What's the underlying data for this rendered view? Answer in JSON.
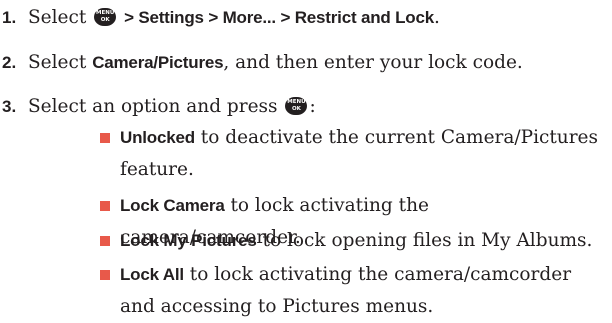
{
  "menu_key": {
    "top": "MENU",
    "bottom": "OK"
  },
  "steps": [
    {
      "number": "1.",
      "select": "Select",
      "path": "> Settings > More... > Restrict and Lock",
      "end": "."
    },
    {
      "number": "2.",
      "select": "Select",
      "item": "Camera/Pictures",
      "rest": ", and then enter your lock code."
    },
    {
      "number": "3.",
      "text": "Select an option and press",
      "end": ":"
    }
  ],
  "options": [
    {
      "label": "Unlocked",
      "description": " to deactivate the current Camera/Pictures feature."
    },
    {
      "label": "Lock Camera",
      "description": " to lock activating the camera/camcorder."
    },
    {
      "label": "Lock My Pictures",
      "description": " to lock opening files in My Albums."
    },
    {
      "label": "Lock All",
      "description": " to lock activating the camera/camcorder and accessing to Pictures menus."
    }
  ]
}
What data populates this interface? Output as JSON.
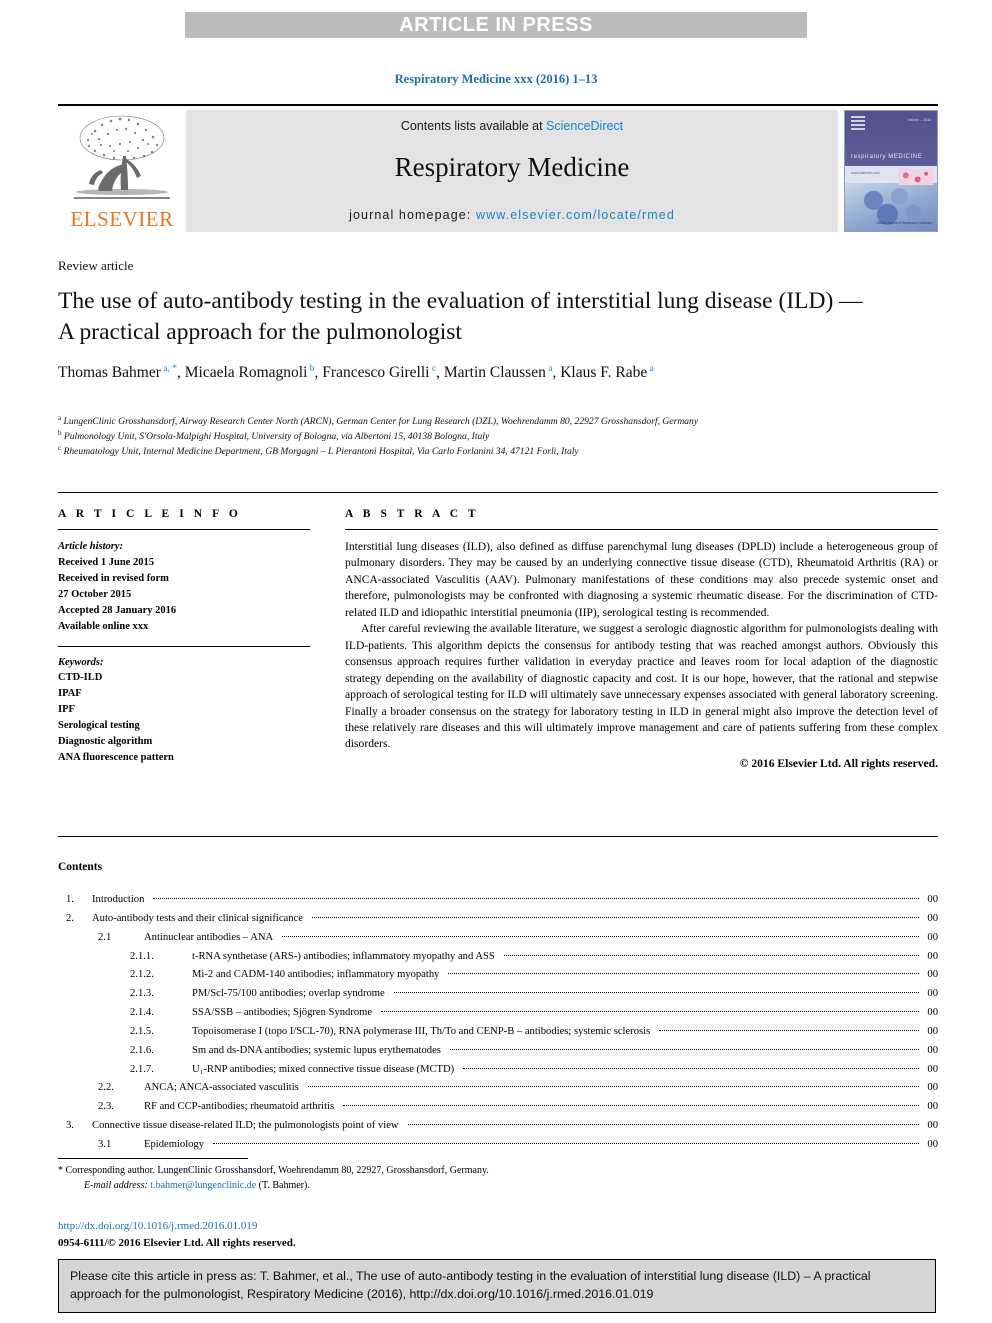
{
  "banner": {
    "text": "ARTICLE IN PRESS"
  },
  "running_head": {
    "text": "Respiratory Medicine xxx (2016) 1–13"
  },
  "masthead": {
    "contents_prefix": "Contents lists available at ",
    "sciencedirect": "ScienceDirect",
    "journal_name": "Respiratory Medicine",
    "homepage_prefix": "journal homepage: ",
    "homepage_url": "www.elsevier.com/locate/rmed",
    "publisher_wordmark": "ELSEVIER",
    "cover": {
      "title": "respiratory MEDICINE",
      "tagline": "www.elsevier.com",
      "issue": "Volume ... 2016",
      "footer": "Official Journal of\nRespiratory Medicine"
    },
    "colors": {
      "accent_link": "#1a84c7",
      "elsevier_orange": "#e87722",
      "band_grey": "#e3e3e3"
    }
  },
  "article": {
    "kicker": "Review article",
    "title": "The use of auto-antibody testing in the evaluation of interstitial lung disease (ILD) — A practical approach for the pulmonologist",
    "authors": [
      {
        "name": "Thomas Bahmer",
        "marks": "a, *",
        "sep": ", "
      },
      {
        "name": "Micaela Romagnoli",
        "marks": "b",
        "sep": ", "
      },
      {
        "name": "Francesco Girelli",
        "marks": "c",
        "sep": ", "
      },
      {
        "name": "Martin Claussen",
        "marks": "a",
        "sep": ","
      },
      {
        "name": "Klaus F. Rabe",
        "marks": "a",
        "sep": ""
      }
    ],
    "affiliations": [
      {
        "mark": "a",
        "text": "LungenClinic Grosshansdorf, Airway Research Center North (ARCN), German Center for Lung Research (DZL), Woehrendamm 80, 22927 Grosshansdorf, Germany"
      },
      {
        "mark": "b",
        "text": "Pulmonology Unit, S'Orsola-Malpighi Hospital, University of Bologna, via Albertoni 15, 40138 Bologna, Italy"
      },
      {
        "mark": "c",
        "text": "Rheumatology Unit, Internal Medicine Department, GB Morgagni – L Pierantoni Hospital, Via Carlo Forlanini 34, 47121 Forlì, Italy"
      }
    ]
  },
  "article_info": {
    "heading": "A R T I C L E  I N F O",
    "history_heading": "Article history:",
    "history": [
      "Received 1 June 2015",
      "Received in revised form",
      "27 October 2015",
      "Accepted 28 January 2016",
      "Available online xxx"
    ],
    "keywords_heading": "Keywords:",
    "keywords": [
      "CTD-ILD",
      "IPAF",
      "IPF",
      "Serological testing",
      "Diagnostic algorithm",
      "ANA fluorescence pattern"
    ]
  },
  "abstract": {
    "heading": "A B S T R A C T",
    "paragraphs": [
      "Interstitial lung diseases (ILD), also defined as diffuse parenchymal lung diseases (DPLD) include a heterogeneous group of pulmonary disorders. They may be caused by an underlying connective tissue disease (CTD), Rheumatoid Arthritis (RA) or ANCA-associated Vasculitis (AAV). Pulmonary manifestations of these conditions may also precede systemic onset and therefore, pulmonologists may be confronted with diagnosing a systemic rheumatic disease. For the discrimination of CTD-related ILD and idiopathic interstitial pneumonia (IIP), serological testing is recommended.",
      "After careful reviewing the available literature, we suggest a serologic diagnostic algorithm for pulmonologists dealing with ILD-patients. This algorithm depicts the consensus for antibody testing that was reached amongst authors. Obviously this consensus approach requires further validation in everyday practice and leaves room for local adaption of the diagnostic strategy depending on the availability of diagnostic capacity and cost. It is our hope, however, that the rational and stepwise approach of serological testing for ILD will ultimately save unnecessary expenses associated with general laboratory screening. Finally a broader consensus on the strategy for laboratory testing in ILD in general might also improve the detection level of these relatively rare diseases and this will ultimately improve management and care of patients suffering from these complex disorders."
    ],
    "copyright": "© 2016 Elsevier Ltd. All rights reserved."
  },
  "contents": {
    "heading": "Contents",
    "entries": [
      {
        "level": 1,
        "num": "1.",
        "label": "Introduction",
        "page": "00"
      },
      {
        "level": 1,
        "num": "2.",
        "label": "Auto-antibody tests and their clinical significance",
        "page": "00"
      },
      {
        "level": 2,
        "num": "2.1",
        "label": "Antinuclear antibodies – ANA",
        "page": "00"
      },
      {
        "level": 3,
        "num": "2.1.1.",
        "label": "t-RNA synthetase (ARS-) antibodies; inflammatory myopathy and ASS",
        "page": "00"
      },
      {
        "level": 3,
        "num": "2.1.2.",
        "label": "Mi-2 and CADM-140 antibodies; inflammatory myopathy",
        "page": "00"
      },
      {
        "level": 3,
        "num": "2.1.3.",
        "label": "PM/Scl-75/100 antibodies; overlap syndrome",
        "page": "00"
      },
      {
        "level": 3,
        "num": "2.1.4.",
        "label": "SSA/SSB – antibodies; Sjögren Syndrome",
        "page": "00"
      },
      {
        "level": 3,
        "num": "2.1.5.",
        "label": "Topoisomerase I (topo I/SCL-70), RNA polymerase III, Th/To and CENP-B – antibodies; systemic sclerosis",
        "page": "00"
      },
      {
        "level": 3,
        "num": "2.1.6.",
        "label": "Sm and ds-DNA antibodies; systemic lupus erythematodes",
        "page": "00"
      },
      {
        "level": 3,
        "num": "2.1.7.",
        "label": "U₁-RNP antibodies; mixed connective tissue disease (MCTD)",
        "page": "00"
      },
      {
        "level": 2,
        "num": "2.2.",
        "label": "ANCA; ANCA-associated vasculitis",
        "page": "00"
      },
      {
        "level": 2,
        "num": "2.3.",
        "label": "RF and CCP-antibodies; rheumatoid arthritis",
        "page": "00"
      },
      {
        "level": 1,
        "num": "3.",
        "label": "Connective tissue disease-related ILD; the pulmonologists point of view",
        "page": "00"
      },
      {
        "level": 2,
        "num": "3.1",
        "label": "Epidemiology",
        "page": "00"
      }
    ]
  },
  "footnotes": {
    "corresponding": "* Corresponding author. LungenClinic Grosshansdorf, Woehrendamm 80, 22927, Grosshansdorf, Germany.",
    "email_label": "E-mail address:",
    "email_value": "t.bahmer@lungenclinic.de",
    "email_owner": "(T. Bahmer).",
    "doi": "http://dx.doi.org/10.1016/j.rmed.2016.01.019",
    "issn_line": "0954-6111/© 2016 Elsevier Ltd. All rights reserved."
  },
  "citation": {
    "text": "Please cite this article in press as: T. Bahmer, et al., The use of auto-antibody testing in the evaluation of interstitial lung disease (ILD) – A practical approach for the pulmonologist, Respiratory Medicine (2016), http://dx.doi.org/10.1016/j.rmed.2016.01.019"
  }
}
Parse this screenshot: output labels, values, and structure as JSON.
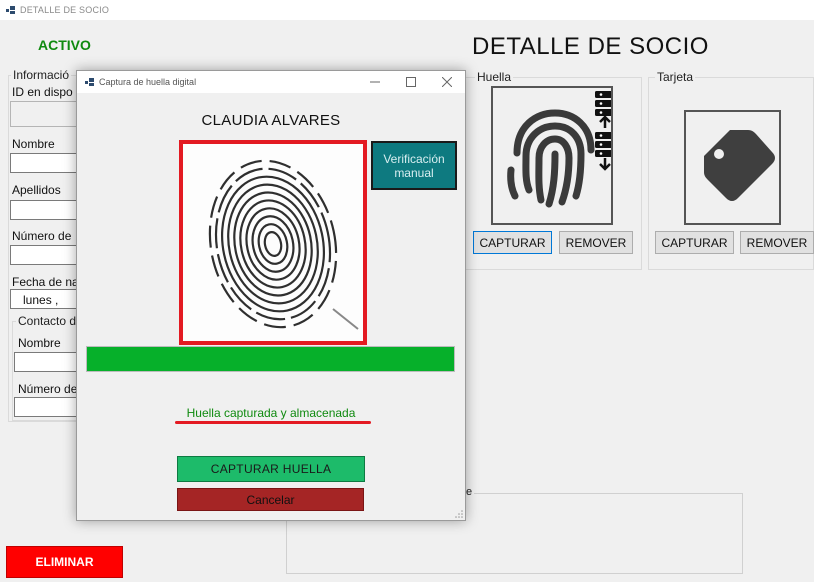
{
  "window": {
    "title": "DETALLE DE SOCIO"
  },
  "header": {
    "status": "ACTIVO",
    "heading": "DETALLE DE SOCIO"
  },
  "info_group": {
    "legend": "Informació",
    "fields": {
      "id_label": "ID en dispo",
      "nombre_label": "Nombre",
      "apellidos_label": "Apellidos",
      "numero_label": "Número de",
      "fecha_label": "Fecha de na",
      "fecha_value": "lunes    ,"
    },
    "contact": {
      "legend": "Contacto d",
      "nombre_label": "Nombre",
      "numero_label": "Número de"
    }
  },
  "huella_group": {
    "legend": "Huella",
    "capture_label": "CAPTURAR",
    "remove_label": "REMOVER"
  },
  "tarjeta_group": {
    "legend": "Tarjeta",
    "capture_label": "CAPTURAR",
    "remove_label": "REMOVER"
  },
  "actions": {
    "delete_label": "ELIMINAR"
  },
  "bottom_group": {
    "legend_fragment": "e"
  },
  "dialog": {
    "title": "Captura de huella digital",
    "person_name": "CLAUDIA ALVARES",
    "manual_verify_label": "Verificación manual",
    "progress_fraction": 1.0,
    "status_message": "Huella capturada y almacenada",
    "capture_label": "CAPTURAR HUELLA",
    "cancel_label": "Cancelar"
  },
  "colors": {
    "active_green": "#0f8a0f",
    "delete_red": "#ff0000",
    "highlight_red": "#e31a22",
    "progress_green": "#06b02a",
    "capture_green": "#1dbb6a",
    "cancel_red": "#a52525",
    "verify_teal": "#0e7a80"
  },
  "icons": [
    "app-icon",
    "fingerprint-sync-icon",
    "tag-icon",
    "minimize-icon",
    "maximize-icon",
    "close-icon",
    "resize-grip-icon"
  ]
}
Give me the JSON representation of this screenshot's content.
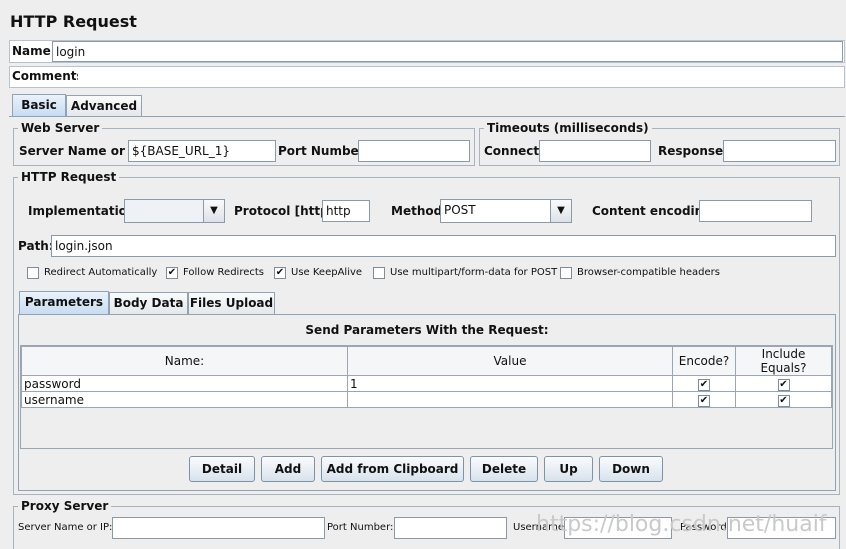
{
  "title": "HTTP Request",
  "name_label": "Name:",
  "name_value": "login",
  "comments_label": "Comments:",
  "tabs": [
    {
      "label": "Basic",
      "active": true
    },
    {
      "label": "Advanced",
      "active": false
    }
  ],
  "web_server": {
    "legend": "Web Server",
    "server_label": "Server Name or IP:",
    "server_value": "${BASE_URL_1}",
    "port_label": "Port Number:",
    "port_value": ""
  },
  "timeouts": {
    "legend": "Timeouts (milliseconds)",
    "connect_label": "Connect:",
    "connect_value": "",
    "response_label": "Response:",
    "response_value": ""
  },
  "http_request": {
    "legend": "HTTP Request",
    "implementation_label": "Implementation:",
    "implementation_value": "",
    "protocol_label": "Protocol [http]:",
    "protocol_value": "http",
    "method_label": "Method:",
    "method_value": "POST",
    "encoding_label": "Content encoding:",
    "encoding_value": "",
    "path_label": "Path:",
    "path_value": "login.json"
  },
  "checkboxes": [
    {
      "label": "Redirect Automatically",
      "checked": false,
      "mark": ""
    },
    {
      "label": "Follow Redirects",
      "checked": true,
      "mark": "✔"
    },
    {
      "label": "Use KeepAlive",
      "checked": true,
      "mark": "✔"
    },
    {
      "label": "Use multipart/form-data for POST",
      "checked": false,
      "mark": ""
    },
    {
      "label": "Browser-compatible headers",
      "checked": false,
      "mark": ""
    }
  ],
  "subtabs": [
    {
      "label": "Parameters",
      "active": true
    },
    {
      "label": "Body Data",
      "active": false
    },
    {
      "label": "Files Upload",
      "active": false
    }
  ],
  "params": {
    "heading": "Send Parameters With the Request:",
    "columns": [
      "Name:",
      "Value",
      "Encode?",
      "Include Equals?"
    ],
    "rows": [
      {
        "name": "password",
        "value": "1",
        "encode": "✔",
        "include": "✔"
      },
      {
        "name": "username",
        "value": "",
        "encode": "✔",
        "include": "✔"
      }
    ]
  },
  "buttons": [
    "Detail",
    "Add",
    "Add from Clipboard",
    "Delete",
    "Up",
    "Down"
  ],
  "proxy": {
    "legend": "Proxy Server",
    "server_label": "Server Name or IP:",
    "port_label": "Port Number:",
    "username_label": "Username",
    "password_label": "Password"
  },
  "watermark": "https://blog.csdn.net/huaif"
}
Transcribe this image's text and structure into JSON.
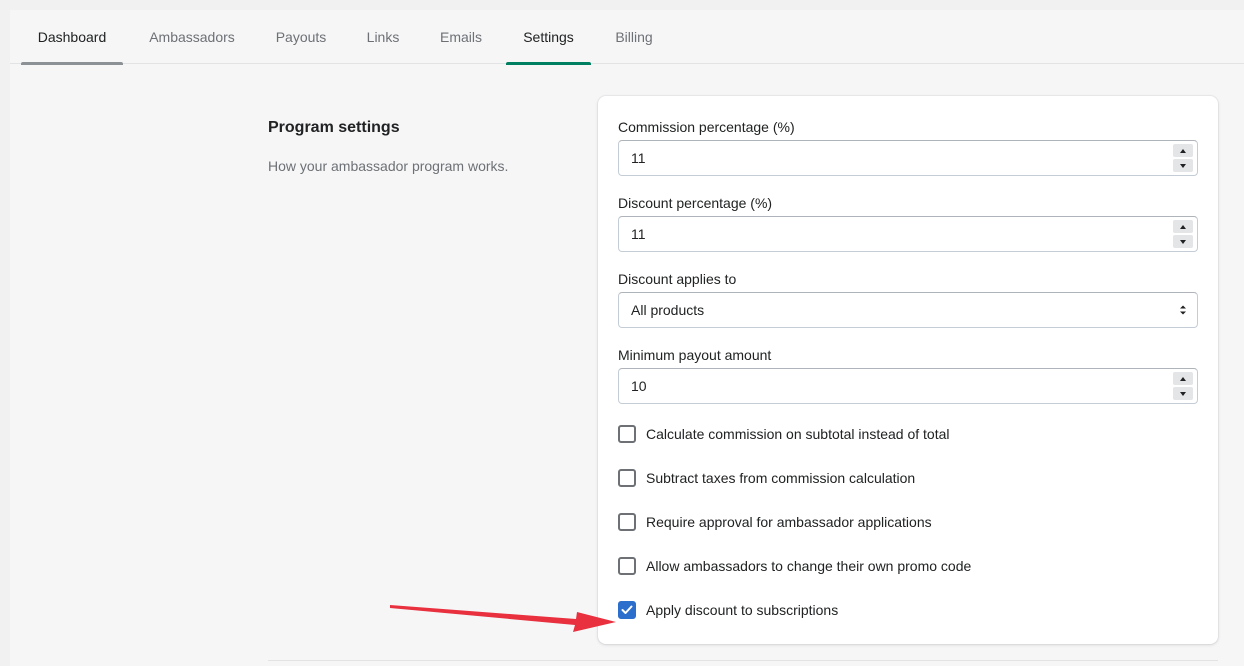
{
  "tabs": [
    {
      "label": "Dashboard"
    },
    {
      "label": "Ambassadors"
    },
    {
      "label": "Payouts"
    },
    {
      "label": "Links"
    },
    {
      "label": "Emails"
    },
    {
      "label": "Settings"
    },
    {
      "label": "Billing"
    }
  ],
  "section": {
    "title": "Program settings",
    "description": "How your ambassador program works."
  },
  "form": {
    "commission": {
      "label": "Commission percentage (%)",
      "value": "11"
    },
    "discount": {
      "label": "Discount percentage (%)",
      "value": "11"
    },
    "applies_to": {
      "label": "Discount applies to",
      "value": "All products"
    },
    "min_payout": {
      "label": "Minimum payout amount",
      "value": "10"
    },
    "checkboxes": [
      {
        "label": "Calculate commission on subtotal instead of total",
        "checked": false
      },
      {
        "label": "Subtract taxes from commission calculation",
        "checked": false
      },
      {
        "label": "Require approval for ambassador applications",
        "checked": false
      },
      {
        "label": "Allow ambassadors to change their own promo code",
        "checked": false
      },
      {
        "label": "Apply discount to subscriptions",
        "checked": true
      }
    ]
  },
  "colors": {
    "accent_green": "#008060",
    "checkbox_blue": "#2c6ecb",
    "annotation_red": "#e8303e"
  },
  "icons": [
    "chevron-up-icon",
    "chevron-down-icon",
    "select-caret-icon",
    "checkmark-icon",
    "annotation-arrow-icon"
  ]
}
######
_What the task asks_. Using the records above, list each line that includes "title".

_Problem solution_.
      "title": "respiratory MEDICINE",
    "title": "The use of auto-antibody testing in the evaluation of interstitial lung disease (ILD) — A practical approach for the pulmonologist",
    "title": "DETALLE DE SOCIO"
    "title": "Captura de huella digital",
  "title": "HTTP Request",
    "title": "Program settings",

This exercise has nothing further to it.